Dataset records START
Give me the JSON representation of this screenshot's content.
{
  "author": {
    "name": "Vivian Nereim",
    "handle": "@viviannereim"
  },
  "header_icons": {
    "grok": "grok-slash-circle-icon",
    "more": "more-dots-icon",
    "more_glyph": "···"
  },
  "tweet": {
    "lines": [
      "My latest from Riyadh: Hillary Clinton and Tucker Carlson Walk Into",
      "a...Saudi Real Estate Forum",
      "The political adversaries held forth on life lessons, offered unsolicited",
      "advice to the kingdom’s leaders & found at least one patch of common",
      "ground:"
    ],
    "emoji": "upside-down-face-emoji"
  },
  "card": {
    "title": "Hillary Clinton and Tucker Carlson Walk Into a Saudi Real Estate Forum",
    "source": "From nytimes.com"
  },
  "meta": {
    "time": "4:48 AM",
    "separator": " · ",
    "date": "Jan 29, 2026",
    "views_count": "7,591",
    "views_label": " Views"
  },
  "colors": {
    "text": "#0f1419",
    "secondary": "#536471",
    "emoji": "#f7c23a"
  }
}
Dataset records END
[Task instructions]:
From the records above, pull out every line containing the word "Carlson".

[Solution to this problem]:
      "My latest from Riyadh: Hillary Clinton and Tucker Carlson Walk Into",
    "title": "Hillary Clinton and Tucker Carlson Walk Into a Saudi Real Estate Forum",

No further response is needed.